ALBUQUERQUE, N.M. (AP) — Farmers in southern New Mexico’s Hatch Valley are struggling their way through the drought by pumping saline water from shallow aquifers.
The Albuquerque Journal reports (http://bit.ly/Yx0ddR) that the farming valleys that stretch across southern New Mexico from Elephant Butte Reservoir to the Texas border are humming with the sound of irrigation pumps that pull up groundwater to wet the fields.
The pumping of the groundwater is a poor substitute for Rio Grande water and poses long-term problems.
“The guys that can pump will pump,” said farmer Dino Cervantes. “The guys that can’t pump will suffer.”
The canals that usually supply clean Rio Grande water to one of New Mexico’s most storied and agriculturally [auth] productive regions remain bone dry a month into the irrigation season.
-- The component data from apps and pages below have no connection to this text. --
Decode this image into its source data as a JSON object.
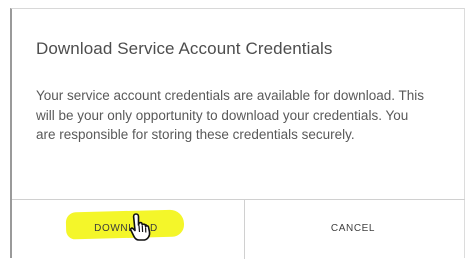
{
  "dialog": {
    "title": "Download Service Account Credentials",
    "message": "Your service account credentials are available for download. This will be your only opportunity to download your credentials. You are responsible for storing these credentials securely.",
    "buttons": {
      "download_label": "DOWNLOAD",
      "cancel_label": "CANCEL"
    }
  },
  "icons": {
    "cursor": "hand-pointer-icon"
  },
  "colors": {
    "highlight": "#f3f51f",
    "text": "#595959",
    "border": "#d0d0d0"
  }
}
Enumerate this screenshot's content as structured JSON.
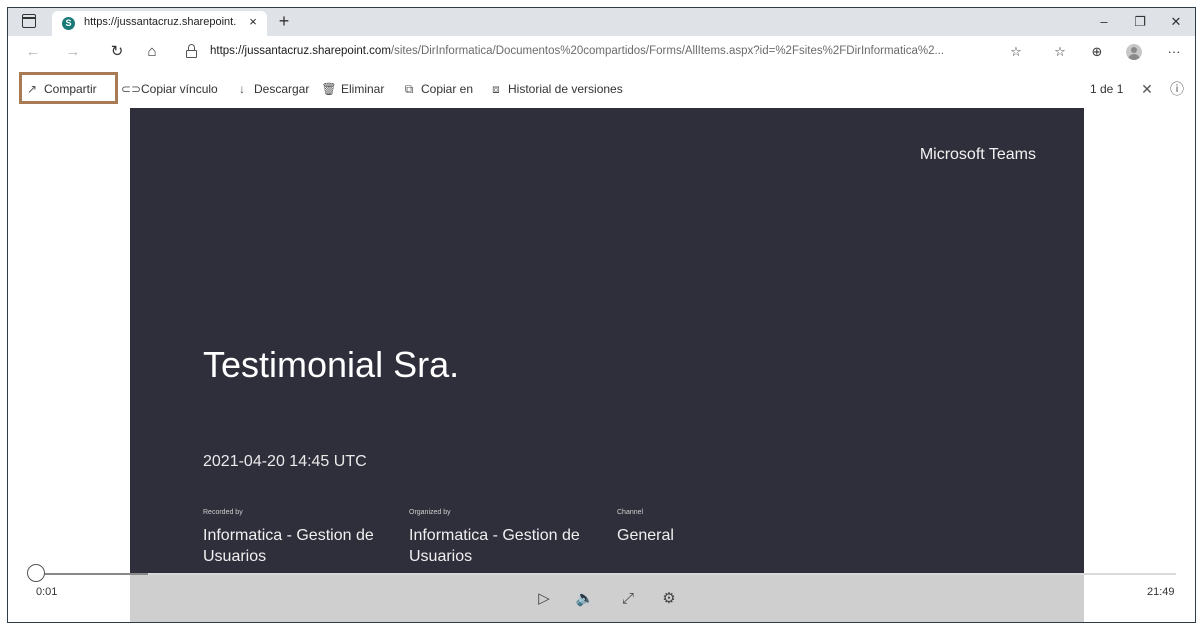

With a meager snowpack in the mountains to the north, the forecast calls for just 39 percent of average runoff on the Rio Grande.
In the Hatch Valley, groundwater has dropped an average of 3 feet in the past three extreme drought years, according to an analysis by Erek Fuchs, groundwater resources manager for the Elephant Butte Irrigation District.
The district distributes Rio Grande Project water to what is arguably New Mexico’s richest farming region. The U.S. census of agriculture puts the value of the region’s agricultural production at $400 million per year.
In its northern stretch, the Hatch Valley is famous for its green chile. To the south, the irrigation district’s canals spread out across the Mesilla Valley, wrapping Las Cruces in a cocoon of summer green and cool and making Dona Ana County, according to the federal agricultural census, the largest pecan-producing county in the nation.
But in recent years, drought has emptied the river that feeds the project and the bloom has been coming off the dusty valleys of the lower Rio Grande. In a normal year, irrigation water starts flowing through the irrigation district’s canals in mid-February.
This year, the agency may not start doling out the meager supply until July, district water supply consultant Phil King told board members at a March 13 meeting. “Still, frankly, pretty dismal,” King said.
The last significant drought goes by the name “the drought of the ’50s,” but river records make clear that it really began in the 1940s. Elephant Butte Reservoir, a measure of how much water is available, refilled briefly in the mid-1950s, but didn’t really recover until the 1970s.
The Butte remained mostly full through the late 1990s before the current drought began sapping its savings bank, and it’s been relatively dry in these valleys ever since.
“We’re more than a decade into this drought,” King told irrigation district board members at their March meeting. “The last one lasted 25 years. There have been droughts that lasted a century.”